- **Aim of the exercise**: Check every line below, and copy those that include "content".

▬▬▬▬▬▬

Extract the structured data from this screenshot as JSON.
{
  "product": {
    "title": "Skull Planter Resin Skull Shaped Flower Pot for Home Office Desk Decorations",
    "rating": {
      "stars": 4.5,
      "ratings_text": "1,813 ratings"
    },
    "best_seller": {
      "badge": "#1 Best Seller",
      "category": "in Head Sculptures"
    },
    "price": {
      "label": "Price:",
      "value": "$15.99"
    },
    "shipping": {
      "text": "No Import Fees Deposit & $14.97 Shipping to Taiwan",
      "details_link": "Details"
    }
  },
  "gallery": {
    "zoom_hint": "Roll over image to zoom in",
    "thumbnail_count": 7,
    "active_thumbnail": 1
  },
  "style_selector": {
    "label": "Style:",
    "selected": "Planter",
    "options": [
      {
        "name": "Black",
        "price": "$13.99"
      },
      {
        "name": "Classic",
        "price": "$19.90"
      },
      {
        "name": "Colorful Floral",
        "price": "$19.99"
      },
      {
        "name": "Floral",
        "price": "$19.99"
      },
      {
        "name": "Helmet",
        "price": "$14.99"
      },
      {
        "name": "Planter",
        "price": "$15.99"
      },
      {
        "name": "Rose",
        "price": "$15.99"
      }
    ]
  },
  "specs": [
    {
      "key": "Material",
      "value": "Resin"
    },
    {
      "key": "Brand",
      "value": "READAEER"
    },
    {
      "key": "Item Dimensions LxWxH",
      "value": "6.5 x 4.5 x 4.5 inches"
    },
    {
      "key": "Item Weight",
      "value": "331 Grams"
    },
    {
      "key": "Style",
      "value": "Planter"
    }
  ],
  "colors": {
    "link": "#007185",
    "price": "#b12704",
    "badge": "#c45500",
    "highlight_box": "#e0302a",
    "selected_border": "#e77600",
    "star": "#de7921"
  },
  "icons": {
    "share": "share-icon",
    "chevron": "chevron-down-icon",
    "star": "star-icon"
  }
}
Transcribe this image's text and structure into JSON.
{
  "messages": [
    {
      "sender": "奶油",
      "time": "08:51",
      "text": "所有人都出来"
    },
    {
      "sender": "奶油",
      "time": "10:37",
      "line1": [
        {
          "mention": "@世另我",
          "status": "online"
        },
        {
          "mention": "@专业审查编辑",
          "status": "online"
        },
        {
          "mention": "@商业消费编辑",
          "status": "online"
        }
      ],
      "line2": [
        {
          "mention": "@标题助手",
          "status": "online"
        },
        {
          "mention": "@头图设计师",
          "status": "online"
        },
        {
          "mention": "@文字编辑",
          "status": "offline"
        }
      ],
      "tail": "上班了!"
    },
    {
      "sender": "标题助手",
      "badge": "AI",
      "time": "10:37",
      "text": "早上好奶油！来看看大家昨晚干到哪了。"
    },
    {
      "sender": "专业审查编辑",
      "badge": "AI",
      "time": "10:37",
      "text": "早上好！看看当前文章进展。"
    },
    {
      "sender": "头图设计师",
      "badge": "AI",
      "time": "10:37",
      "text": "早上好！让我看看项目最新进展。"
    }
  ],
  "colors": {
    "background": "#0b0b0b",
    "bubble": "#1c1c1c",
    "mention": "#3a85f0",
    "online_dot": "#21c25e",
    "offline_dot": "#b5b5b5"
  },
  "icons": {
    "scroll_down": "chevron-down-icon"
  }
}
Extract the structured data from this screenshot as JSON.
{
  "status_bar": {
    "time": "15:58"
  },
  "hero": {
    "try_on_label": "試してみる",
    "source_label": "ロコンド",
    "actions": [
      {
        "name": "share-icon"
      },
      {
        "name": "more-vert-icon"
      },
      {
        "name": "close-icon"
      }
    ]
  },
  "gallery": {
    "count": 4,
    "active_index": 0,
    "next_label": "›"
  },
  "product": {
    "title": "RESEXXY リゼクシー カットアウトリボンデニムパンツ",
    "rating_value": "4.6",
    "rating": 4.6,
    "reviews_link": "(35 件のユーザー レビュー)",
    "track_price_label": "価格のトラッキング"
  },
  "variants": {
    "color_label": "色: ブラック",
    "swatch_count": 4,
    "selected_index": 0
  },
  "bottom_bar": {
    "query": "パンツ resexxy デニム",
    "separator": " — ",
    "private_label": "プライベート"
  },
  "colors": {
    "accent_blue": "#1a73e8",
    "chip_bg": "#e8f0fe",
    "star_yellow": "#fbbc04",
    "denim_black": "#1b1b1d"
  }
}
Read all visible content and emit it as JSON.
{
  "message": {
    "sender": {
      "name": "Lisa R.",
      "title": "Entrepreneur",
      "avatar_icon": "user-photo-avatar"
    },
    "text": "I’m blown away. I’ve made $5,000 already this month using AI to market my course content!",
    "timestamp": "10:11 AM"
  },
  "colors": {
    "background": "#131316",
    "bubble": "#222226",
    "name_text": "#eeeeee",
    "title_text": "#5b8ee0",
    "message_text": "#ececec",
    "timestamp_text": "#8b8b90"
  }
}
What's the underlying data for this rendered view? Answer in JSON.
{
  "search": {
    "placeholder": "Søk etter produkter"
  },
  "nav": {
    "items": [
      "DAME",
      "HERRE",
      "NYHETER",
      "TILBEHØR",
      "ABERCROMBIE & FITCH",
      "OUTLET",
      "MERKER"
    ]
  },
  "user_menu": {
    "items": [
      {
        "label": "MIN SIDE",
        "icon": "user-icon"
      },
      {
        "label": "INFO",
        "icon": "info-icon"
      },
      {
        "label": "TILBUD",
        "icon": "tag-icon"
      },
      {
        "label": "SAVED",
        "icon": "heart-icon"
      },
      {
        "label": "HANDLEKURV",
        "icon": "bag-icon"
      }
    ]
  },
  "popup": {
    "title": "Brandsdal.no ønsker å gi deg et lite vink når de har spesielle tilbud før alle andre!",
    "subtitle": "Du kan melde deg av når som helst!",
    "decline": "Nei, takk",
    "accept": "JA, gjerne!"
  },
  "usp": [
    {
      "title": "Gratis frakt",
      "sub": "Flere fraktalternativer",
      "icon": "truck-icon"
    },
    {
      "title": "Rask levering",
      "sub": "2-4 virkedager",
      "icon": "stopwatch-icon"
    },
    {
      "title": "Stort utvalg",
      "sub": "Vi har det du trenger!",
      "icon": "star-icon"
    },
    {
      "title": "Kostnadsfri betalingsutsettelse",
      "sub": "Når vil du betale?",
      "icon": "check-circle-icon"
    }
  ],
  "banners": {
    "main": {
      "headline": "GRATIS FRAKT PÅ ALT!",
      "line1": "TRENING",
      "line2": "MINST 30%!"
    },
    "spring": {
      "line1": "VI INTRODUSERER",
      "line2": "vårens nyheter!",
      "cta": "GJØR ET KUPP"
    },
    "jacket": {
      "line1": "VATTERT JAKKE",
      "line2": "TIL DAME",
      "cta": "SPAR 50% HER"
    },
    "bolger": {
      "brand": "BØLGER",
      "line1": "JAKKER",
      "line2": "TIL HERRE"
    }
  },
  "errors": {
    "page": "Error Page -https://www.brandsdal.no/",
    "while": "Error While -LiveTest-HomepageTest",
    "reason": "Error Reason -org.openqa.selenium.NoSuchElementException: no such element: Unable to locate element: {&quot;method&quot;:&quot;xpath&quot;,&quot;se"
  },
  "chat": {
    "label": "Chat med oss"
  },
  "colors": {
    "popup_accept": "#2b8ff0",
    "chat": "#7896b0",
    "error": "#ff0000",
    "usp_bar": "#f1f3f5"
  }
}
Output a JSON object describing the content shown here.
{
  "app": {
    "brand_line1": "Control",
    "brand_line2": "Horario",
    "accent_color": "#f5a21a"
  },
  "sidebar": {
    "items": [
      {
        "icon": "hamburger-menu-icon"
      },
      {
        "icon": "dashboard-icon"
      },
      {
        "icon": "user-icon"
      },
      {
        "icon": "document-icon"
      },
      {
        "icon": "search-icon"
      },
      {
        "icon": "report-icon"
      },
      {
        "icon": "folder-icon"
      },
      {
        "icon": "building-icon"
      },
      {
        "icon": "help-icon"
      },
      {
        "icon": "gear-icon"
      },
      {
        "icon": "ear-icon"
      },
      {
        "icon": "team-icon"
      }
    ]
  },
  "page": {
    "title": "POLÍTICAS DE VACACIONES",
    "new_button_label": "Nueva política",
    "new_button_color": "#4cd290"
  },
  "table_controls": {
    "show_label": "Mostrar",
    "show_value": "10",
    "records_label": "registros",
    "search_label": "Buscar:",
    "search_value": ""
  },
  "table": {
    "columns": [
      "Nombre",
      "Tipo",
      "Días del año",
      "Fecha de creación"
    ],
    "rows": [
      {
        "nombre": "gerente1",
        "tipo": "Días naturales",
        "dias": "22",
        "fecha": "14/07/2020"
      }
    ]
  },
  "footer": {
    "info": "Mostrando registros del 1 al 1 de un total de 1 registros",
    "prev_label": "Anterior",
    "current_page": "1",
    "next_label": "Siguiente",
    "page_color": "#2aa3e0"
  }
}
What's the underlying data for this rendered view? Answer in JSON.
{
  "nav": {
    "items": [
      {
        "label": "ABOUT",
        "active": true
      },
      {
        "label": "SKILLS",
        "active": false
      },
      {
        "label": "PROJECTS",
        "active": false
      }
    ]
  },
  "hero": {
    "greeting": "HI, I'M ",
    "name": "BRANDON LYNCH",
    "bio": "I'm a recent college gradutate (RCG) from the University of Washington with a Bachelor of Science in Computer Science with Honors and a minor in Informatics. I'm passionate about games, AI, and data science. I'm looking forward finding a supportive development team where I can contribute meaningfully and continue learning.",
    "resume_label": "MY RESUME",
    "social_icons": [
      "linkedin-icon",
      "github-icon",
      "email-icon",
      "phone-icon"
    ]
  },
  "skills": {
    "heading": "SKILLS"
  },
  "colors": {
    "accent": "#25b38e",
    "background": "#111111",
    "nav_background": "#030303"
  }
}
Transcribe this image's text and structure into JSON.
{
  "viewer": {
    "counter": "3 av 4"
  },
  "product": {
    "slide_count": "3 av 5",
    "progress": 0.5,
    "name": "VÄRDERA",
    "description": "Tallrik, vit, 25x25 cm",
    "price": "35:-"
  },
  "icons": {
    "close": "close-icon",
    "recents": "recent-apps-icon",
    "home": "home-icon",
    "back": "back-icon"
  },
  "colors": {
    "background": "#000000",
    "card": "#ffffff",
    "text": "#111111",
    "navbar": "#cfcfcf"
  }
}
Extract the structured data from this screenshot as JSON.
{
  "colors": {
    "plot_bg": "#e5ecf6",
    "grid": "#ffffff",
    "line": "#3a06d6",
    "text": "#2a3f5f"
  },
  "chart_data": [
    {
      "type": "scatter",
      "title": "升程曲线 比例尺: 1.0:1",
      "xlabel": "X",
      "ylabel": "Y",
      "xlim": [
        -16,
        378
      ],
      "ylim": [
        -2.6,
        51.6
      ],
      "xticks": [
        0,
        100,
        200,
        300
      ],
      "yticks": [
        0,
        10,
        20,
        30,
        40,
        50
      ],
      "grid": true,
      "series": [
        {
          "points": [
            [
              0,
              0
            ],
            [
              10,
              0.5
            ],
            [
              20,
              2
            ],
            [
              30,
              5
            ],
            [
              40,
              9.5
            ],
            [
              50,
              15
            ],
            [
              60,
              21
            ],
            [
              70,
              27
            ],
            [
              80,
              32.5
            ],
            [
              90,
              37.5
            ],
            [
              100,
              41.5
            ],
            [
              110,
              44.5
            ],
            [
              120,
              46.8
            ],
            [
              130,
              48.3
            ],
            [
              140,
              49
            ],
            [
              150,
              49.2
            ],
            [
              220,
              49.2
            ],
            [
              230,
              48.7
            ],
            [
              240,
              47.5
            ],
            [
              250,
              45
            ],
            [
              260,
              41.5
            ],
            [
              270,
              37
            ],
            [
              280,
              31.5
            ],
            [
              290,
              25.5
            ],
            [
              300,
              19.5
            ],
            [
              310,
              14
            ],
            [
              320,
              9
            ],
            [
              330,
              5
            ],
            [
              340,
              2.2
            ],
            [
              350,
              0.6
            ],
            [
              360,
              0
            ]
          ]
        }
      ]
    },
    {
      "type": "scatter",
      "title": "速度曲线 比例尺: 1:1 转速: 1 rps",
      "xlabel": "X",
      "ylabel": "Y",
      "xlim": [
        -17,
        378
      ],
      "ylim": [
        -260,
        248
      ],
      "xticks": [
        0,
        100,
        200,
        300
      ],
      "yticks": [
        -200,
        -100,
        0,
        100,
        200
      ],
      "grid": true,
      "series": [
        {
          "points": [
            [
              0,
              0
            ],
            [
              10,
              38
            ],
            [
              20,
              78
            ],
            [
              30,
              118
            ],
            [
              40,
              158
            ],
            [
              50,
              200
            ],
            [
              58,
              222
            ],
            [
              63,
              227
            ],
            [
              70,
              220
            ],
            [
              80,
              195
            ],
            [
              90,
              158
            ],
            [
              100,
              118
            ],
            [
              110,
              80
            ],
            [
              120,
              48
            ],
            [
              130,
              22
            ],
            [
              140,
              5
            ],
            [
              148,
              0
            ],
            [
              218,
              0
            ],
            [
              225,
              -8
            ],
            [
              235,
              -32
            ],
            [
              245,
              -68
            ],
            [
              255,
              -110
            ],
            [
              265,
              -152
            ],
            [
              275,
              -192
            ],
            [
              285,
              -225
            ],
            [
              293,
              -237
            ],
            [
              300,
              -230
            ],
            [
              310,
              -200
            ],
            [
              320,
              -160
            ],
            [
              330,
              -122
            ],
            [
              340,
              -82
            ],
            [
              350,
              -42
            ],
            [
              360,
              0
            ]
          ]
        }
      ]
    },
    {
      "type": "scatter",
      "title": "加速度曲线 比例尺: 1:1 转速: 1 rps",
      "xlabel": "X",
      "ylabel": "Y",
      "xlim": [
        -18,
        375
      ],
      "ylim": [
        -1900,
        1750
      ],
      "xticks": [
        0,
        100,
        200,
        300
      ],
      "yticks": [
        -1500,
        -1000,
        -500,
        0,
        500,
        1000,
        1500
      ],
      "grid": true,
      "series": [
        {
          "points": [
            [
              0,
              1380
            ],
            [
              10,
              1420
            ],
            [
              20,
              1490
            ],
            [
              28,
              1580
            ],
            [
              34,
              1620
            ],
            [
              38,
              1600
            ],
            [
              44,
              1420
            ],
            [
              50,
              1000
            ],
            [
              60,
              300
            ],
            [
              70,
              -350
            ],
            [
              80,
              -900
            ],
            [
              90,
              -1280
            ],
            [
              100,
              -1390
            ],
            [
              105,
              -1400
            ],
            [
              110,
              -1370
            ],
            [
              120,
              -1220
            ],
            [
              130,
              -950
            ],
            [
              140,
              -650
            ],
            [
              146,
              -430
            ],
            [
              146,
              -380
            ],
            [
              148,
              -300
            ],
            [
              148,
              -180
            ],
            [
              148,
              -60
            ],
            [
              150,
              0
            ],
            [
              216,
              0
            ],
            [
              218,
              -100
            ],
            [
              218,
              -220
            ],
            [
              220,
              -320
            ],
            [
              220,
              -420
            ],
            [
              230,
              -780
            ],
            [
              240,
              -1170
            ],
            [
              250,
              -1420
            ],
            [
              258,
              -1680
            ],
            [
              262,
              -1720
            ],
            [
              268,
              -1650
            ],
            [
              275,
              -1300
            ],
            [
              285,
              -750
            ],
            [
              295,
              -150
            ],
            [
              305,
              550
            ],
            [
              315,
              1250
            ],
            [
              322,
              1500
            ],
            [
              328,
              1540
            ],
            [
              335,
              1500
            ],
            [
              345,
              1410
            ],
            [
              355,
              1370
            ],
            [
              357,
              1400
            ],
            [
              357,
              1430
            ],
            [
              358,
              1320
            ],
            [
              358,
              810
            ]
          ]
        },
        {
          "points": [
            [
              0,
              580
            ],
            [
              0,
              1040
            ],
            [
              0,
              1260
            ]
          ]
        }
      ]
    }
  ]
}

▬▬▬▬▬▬

- **Answer section**:
Read all visible content and emit it as JSON.
    "text": "I’m blown away. I’ve made $5,000 already this month using AI to market my course content!",
Output a JSON object describing the content shown here.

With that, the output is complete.